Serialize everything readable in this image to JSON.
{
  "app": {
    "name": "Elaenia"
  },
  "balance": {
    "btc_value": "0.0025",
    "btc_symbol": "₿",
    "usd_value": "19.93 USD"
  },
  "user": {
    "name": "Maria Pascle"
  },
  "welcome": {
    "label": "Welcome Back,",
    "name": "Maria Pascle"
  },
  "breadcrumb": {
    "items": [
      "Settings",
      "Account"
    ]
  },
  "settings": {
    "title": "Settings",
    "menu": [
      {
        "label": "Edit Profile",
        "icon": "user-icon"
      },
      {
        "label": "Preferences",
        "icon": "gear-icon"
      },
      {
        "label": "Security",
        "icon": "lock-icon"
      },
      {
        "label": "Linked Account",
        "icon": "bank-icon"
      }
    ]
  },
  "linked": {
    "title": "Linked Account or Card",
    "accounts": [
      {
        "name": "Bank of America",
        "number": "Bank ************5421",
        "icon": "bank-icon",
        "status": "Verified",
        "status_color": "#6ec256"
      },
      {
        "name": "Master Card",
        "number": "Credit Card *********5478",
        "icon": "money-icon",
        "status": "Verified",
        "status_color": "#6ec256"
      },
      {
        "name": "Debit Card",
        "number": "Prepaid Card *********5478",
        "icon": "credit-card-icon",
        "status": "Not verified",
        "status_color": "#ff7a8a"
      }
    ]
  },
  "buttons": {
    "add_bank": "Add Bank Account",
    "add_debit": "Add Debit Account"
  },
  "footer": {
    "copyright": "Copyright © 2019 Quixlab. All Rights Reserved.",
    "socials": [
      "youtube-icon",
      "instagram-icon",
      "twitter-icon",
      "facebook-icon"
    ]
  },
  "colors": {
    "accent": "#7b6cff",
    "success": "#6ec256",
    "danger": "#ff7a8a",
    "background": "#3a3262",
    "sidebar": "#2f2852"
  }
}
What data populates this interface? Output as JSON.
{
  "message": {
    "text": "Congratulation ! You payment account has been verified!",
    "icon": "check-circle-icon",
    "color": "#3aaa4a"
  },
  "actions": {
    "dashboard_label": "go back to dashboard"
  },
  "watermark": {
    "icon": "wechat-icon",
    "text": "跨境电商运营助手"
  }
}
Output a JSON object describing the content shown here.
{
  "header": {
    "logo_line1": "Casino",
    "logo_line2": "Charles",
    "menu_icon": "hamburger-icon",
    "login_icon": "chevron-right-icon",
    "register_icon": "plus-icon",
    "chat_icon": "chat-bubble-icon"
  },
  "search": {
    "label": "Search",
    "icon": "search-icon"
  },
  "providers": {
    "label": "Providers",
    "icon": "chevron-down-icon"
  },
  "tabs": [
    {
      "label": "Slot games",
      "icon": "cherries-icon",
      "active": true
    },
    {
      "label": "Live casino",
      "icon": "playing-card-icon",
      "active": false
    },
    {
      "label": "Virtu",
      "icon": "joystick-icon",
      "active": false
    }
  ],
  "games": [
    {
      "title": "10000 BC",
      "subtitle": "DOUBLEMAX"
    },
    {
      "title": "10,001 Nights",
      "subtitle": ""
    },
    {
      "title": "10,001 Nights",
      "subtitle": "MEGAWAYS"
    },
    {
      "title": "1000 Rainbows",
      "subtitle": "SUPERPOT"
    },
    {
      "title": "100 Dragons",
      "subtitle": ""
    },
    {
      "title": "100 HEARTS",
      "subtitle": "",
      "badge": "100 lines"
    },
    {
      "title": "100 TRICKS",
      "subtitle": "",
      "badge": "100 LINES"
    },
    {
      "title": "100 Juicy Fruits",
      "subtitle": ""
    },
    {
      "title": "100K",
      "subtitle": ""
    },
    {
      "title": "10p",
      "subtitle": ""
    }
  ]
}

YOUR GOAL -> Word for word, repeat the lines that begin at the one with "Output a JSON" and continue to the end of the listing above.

RESULT OF THE TASK ->
Output a JSON object describing the content shown here.
{
  "header": {
    "logo_line1": "Casino",
    "logo_line2": "Charles",
    "menu_icon": "hamburger-icon",
    "login_icon": "chevron-right-icon",
    "register_icon": "plus-icon",
    "chat_icon": "chat-bubble-icon"
  },
  "search": {
    "label": "Search",
    "icon": "search-icon"
  },
  "providers": {
    "label": "Providers",
    "icon": "chevron-down-icon"
  },
  "tabs": [
    {
      "label": "Slot games",
      "icon": "cherries-icon",
      "active": true
    },
    {
      "label": "Live casino",
      "icon": "playing-card-icon",
      "active": false
    },
    {
      "label": "Virtu",
      "icon": "joystick-icon",
      "active": false
    }
  ],
  "games": [
    {
      "title": "10000 BC",
      "subtitle": "DOUBLEMAX"
    },
    {
      "title": "10,001 Nights",
      "subtitle": ""
    },
    {
      "title": "10,001 Nights",
      "subtitle": "MEGAWAYS"
    },
    {
      "title": "1000 Rainbows",
      "subtitle": "SUPERPOT"
    },
    {
      "title": "100 Dragons",
      "subtitle": ""
    },
    {
      "title": "100 HEARTS",
      "subtitle": "",
      "badge": "100 lines"
    },
    {
      "title": "100 TRICKS",
      "subtitle": "",
      "badge": "100 LINES"
    },
    {
      "title": "100 Juicy Fruits",
      "subtitle": ""
    },
    {
      "title": "100K",
      "subtitle": ""
    },
    {
      "title": "10p",
      "subtitle": ""
    }
  ]
}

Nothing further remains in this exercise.